Conducting cutting-edge research to improve the care of people with diabetes is central to the mission of the Yale Children’s Diabetes Program. We rely on our patients as partners to join us on this mission. Without volunteers, even the most important studies will never be completed. Remember that all of our research studies are conducted with the utmost regard for safety, and as such are monitored and regulated by the Human Subjects Research Program at Yale, the Office for Human Research Protection at the US Department of Health and Human Services, the US Food and Drug Administration, and our research sponsors, such as the National Institutes of Health and Juvenile Diabetes Research Foundation. Our research participants often tell us that volunteering in studies has been helpful for their own diabetes care, as they often get to work very closely with the doctors, nurses, and other staff of the research team on an individual level.
Some major areas of research in our program are:
- The Artificial Pancreas – We are evaluating the safety and effectiveness of devices that automatically link insulin pumps and glucose sensors and automatically regulate the blood glucose levels into a near-normal range. We were the first group to study these so-called “closed-loop” systems in children and are working closely with the NIH, JDRF, FDA, device manufacturers and other researchers to make this dream a reality.
- Insulin Absorption – One of the key differences between people with diabetes versus those without diabetes is how the insulin is delivered into the body. When insulin is injected under the skin, whether by pump, syringe, or pen, it just takes longer to get to where it needs to in the body compared to how the normal pancreas works. We are working on several exciting strategies to speed up the action of insulin in the body. This has the potential to significantly improve the effectiveness of the artificial pancreas, and also the usual day-to-day management of diabetes people are doing now.

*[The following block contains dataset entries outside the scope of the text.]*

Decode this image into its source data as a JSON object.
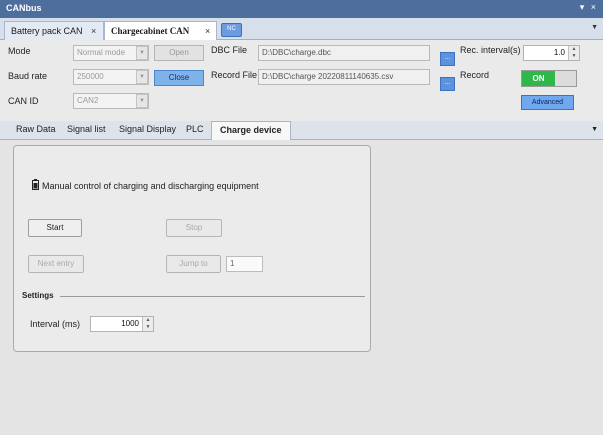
{
  "window": {
    "title": "CANbus",
    "controls": "▾ ×"
  },
  "doc_tabs": [
    {
      "label": "Battery pack CAN",
      "close": "×"
    },
    {
      "label": "Chargecabinet CAN",
      "close": "×"
    }
  ],
  "doc_tab_pill": "NC",
  "doc_tab_menu": "▼",
  "config": {
    "mode_label": "Mode",
    "mode_value": "Normal mode",
    "open_button": "Open",
    "baud_label": "Baud rate",
    "baud_value": "250000",
    "close_button": "Close",
    "canid_label": "CAN ID",
    "canid_value": "CAN2",
    "dbc_label": "DBC File",
    "dbc_value": "D:\\DBC\\charge.dbc",
    "record_file_label": "Record File",
    "record_file_value": "D:\\DBC\\charge 20220811140635.csv",
    "browse": "...",
    "rec_interval_label": "Rec. interval(s)",
    "rec_interval_value": "1.0",
    "record_label": "Record",
    "record_toggle": "ON",
    "advanced_button": "Advanced",
    "dropdown_glyph": "▼",
    "spin_up": "▲",
    "spin_down": "▼"
  },
  "func_tabs": [
    "Raw Data",
    "Signal list",
    "Signal Display",
    "PLC",
    "Charge device"
  ],
  "func_tab_menu": "▼",
  "charge_panel": {
    "heading": "Manual control of charging and discharging equipment",
    "start_button": "Start",
    "stop_button": "Stop",
    "next_entry_button": "Next entry",
    "jump_to_button": "Jump to",
    "jump_to_value": "1",
    "settings_label": "Settings",
    "interval_label": "Interval (ms)",
    "interval_value": "1000"
  }
}
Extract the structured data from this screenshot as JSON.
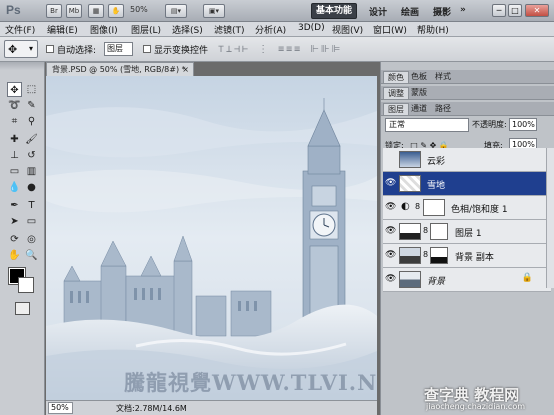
{
  "titlebar": {
    "logo": "Ps",
    "icons": [
      "Br",
      "Mb"
    ],
    "zoom": "50%",
    "workspaces": [
      "基本功能",
      "设计",
      "绘画",
      "摄影"
    ],
    "window_buttons": [
      "─",
      "□",
      "✕"
    ]
  },
  "menu": [
    "文件(F)",
    "编辑(E)",
    "图像(I)",
    "图层(L)",
    "选择(S)",
    "滤镜(T)",
    "分析(A)",
    "3D(D)",
    "视图(V)",
    "窗口(W)",
    "帮助(H)"
  ],
  "options": {
    "auto_select_label": "自动选择:",
    "auto_select_value": "图层",
    "show_transform_label": "显示变换控件",
    "align_icons": "⊤⊥⊣⊢ ⋮ ≡≡≡ ⊩⊪⊫"
  },
  "document": {
    "tab_title": "背景.PSD @ 50% (雪地, RGB/8#) *",
    "tab_close": "×",
    "zoom": "50%",
    "info": "文档:2.78M/14.6M",
    "watermark": "騰龍視覺WWW.TLVI.NET"
  },
  "panels": {
    "row1_tabs": [
      "颜色",
      "色板",
      "样式"
    ],
    "row2_tabs": [
      "调整",
      "蒙版"
    ],
    "row3_tabs": [
      "图层",
      "通道",
      "路径"
    ],
    "blend_mode": "正常",
    "opacity_label": "不透明度:",
    "opacity_value": "100%",
    "lock_label": "锁定:",
    "fill_label": "填充:",
    "fill_value": "100%",
    "layers": [
      {
        "name": "云彩",
        "visible": false,
        "selected": false
      },
      {
        "name": "雪地",
        "visible": true,
        "selected": true
      },
      {
        "name": "色相/饱和度 1",
        "visible": true,
        "selected": false
      },
      {
        "name": "图层 1",
        "visible": true,
        "selected": false
      },
      {
        "name": "背景 副本",
        "visible": true,
        "selected": false
      },
      {
        "name": "背景",
        "visible": true,
        "selected": false
      }
    ]
  },
  "overlay": {
    "site": "查字典 教程网",
    "site_sub": "jiaocheng.chazidian.com"
  }
}
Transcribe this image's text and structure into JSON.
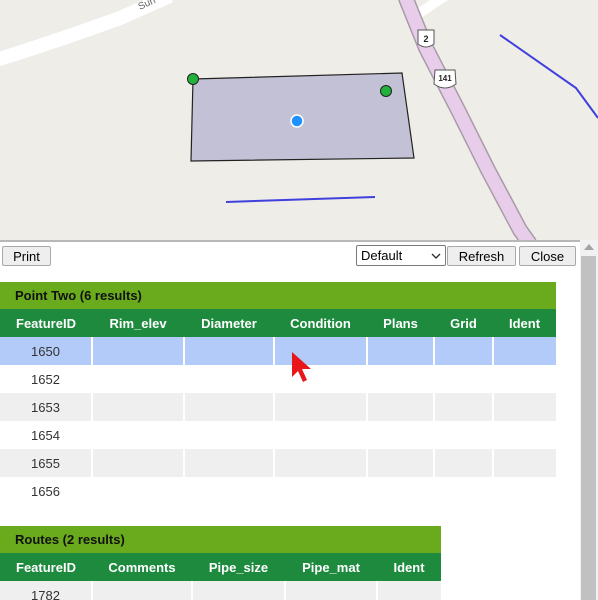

- The Honeymoon Period – We know that some people with diabetes continue to make insulin years after the diagnosis of diabetes. We also know that people who continue to make insulin tend to do better with their diabetes: lower A1c levels, less hypoglycemia, fewer complications. We are working with other researchers on understanding how the functions of the pancreas change over the first years of diabetes, and on strategies to prolong the survival and function of those remaining beta cells.
- Adjustment and Coping – We know that managing diabetes can be very stressful for the whole family: the child with diabetes, his/her siblings, and parents and other caregivers. It is important for you and for us to develop better tools to help monitor the levels of stress and coping in our families, and to provide strategies to improve and maintain a healthy quality of life.
- Diabetes Standards of Care – We are partnering with many other diabetes centers across the country to pool our information about our practices: how well our patients are doing with diabetes; how often problems with hypoglycemia, ketoacidosis, or other problems develop; the use of technologies such as pumps and sensors; and how economic, social, and other factors affect diabetes care. This incredibly valuable information may help enable us to influence or direct healthcare policies to improve reimbursements and treatments for diabetes.